* **TASK TO COMPLETE**
Down to the last line below, give the listing again exactly.

══ ENTRIES SUPPLIED

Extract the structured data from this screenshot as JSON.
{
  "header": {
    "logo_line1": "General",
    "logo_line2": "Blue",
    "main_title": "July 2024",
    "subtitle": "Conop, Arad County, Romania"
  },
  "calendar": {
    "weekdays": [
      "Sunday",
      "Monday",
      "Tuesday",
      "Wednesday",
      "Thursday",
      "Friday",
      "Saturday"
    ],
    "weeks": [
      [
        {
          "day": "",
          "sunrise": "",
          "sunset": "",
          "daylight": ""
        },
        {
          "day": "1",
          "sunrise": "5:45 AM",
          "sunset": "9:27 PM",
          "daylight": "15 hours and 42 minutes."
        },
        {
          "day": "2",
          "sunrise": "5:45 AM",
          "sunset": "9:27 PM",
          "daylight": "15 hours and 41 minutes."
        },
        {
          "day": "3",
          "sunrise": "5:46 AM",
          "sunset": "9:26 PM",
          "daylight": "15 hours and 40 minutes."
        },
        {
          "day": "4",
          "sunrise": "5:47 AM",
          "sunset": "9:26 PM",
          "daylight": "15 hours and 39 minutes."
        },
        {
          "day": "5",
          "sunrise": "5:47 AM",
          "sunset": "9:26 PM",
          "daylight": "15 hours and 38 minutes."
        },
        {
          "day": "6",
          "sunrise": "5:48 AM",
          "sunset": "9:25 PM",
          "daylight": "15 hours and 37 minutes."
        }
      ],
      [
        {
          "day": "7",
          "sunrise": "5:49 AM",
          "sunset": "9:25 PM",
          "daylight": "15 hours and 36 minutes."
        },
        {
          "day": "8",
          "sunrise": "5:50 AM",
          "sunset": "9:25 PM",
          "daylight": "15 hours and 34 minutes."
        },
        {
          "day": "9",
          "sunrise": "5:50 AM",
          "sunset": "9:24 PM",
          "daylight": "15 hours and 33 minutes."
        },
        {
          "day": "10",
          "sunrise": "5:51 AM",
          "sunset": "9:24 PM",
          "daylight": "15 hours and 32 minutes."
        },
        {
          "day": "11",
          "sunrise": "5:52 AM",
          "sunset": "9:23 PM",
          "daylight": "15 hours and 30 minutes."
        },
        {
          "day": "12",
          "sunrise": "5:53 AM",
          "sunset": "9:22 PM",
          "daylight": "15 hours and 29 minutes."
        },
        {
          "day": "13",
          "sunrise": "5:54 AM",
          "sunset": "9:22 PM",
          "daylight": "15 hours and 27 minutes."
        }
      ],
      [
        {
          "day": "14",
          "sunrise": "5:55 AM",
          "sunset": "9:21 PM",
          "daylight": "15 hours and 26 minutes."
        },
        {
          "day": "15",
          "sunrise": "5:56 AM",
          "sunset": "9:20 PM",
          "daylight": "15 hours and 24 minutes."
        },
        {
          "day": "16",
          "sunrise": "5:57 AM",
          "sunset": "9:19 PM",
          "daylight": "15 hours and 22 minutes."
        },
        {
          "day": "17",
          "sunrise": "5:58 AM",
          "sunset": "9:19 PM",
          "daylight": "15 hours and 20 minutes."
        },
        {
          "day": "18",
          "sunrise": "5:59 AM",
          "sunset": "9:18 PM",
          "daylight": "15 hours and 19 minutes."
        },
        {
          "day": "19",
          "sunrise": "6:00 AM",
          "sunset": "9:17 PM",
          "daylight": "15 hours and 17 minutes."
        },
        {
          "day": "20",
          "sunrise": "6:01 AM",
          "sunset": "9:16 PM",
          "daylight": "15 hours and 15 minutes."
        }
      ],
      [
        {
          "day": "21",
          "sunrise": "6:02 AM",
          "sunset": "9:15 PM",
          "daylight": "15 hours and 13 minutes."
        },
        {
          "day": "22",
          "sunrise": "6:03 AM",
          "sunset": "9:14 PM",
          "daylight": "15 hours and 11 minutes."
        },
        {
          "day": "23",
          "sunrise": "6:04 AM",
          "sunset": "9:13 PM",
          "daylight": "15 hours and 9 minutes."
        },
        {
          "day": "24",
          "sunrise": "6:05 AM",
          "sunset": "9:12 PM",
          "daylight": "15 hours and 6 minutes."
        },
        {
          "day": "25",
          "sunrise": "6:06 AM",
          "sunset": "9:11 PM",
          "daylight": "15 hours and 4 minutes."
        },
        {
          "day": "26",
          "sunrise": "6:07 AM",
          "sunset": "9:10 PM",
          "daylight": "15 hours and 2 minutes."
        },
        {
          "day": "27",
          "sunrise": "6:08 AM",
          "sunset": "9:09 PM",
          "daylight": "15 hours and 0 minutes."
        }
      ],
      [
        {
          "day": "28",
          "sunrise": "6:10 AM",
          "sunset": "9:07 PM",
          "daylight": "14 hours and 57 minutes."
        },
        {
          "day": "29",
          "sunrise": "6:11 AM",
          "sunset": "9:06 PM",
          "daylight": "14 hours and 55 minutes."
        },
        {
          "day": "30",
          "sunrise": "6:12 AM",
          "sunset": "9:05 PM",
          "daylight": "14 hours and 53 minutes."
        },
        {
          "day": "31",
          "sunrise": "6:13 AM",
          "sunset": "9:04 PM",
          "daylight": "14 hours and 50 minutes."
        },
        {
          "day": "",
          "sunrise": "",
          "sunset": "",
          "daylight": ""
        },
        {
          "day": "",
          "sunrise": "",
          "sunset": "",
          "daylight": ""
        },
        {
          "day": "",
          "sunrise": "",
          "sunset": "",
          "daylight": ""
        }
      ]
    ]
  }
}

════

* **RESPONSE TO THIS TASK**
Extract the structured data from this screenshot as JSON.
{
  "header": {
    "logo_line1": "General",
    "logo_line2": "Blue",
    "main_title": "July 2024",
    "subtitle": "Conop, Arad County, Romania"
  },
  "calendar": {
    "weekdays": [
      "Sunday",
      "Monday",
      "Tuesday",
      "Wednesday",
      "Thursday",
      "Friday",
      "Saturday"
    ],
    "weeks": [
      [
        {
          "day": "",
          "sunrise": "",
          "sunset": "",
          "daylight": ""
        },
        {
          "day": "1",
          "sunrise": "5:45 AM",
          "sunset": "9:27 PM",
          "daylight": "15 hours and 42 minutes."
        },
        {
          "day": "2",
          "sunrise": "5:45 AM",
          "sunset": "9:27 PM",
          "daylight": "15 hours and 41 minutes."
        },
        {
          "day": "3",
          "sunrise": "5:46 AM",
          "sunset": "9:26 PM",
          "daylight": "15 hours and 40 minutes."
        },
        {
          "day": "4",
          "sunrise": "5:47 AM",
          "sunset": "9:26 PM",
          "daylight": "15 hours and 39 minutes."
        },
        {
          "day": "5",
          "sunrise": "5:47 AM",
          "sunset": "9:26 PM",
          "daylight": "15 hours and 38 minutes."
        },
        {
          "day": "6",
          "sunrise": "5:48 AM",
          "sunset": "9:25 PM",
          "daylight": "15 hours and 37 minutes."
        }
      ],
      [
        {
          "day": "7",
          "sunrise": "5:49 AM",
          "sunset": "9:25 PM",
          "daylight": "15 hours and 36 minutes."
        },
        {
          "day": "8",
          "sunrise": "5:50 AM",
          "sunset": "9:25 PM",
          "daylight": "15 hours and 34 minutes."
        },
        {
          "day": "9",
          "sunrise": "5:50 AM",
          "sunset": "9:24 PM",
          "daylight": "15 hours and 33 minutes."
        },
        {
          "day": "10",
          "sunrise": "5:51 AM",
          "sunset": "9:24 PM",
          "daylight": "15 hours and 32 minutes."
        },
        {
          "day": "11",
          "sunrise": "5:52 AM",
          "sunset": "9:23 PM",
          "daylight": "15 hours and 30 minutes."
        },
        {
          "day": "12",
          "sunrise": "5:53 AM",
          "sunset": "9:22 PM",
          "daylight": "15 hours and 29 minutes."
        },
        {
          "day": "13",
          "sunrise": "5:54 AM",
          "sunset": "9:22 PM",
          "daylight": "15 hours and 27 minutes."
        }
      ],
      [
        {
          "day": "14",
          "sunrise": "5:55 AM",
          "sunset": "9:21 PM",
          "daylight": "15 hours and 26 minutes."
        },
        {
          "day": "15",
          "sunrise": "5:56 AM",
          "sunset": "9:20 PM",
          "daylight": "15 hours and 24 minutes."
        },
        {
          "day": "16",
          "sunrise": "5:57 AM",
          "sunset": "9:19 PM",
          "daylight": "15 hours and 22 minutes."
        },
        {
          "day": "17",
          "sunrise": "5:58 AM",
          "sunset": "9:19 PM",
          "daylight": "15 hours and 20 minutes."
        },
        {
          "day": "18",
          "sunrise": "5:59 AM",
          "sunset": "9:18 PM",
          "daylight": "15 hours and 19 minutes."
        },
        {
          "day": "19",
          "sunrise": "6:00 AM",
          "sunset": "9:17 PM",
          "daylight": "15 hours and 17 minutes."
        },
        {
          "day": "20",
          "sunrise": "6:01 AM",
          "sunset": "9:16 PM",
          "daylight": "15 hours and 15 minutes."
        }
      ],
      [
        {
          "day": "21",
          "sunrise": "6:02 AM",
          "sunset": "9:15 PM",
          "daylight": "15 hours and 13 minutes."
        },
        {
          "day": "22",
          "sunrise": "6:03 AM",
          "sunset": "9:14 PM",
          "daylight": "15 hours and 11 minutes."
        },
        {
          "day": "23",
          "sunrise": "6:04 AM",
          "sunset": "9:13 PM",
          "daylight": "15 hours and 9 minutes."
        },
        {
          "day": "24",
          "sunrise": "6:05 AM",
          "sunset": "9:12 PM",
          "daylight": "15 hours and 6 minutes."
        },
        {
          "day": "25",
          "sunrise": "6:06 AM",
          "sunset": "9:11 PM",
          "daylight": "15 hours and 4 minutes."
        },
        {
          "day": "26",
          "sunrise": "6:07 AM",
          "sunset": "9:10 PM",
          "daylight": "15 hours and 2 minutes."
        },
        {
          "day": "27",
          "sunrise": "6:08 AM",
          "sunset": "9:09 PM",
          "daylight": "15 hours and 0 minutes."
        }
      ],
      [
        {
          "day": "28",
          "sunrise": "6:10 AM",
          "sunset": "9:07 PM",
          "daylight": "14 hours and 57 minutes."
        },
        {
          "day": "29",
          "sunrise": "6:11 AM",
          "sunset": "9:06 PM",
          "daylight": "14 hours and 55 minutes."
        },
        {
          "day": "30",
          "sunrise": "6:12 AM",
          "sunset": "9:05 PM",
          "daylight": "14 hours and 53 minutes."
        },
        {
          "day": "31",
          "sunrise": "6:13 AM",
          "sunset": "9:04 PM",
          "daylight": "14 hours and 50 minutes."
        },
        {
          "day": "",
          "sunrise": "",
          "sunset": "",
          "daylight": ""
        },
        {
          "day": "",
          "sunrise": "",
          "sunset": "",
          "daylight": ""
        },
        {
          "day": "",
          "sunrise": "",
          "sunset": "",
          "daylight": ""
        }
      ]
    ]
  }
}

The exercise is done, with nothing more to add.